Bottom-line, after my brain injury, my strengths became my weaknesses. Suddenly finishing a task became a great feat, problem-solving and multi-tasking took an excessive amount of brain power. I feared failure in everything because I wasn't good at any of the things that I used to be good at.

This kind of fear doesn't consume me any longer (which is why I used the past tense this entire time). I'm more frustrated by my injury than fearful of it.

I've reached a new level of acceptance in my recovery. Up until about five years ago (the time I moved from MN to UT), I wasted a lot of energy ignoring my deficits and trying to push past my injury. I tried to be that same woman who loved to multi-task, problem-solve and take charge. In retrospect, I cringe at the silly things I said and did after my injury/post hospital because I was so brain-tired, overloaded and out of my mind half the time. I tried to be the same person in MN because I was with the same people, doing the same things as before my injury. When I moved to UT, I embraced my new self. I started fresh and reinvented me because everything was new.

I feel like I'm sort of babbling but I guess what I really mean to say is that I'm now comfortable in my TBI skin because yes some of my previous strengths have become weaknesses but I just have to work a little harder (okay let's be honest, work A LOT harder) to make them strengths again.

I also see that I've developed new strengths after my injury. My new self is softer, more willing to help and far more understanding of another person's struggles.

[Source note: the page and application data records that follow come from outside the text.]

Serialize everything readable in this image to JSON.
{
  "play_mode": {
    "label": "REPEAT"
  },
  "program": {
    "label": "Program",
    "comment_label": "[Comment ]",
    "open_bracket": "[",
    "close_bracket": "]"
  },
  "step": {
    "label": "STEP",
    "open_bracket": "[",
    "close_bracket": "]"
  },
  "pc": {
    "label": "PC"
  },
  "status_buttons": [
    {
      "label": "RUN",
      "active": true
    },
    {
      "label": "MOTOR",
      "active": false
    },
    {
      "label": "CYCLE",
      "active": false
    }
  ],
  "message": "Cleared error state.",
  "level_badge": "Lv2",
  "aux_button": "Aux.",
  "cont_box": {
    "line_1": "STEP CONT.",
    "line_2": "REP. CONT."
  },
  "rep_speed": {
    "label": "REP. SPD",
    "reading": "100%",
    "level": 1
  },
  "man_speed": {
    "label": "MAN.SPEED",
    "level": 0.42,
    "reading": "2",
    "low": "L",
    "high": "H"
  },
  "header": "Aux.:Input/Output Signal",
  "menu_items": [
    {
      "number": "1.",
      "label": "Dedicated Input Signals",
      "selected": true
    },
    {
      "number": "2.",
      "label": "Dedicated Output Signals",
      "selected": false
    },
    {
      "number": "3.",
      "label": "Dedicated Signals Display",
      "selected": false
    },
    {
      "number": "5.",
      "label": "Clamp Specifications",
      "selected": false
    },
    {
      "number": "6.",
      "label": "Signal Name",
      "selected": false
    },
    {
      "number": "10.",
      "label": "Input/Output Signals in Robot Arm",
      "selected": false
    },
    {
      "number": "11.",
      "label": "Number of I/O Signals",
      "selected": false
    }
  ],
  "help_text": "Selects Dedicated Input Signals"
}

I no longer feel the complete need to control my destiny because I now see that sometimes things just happen and we can only do the best we can to accept the consequences if they are beyond our control.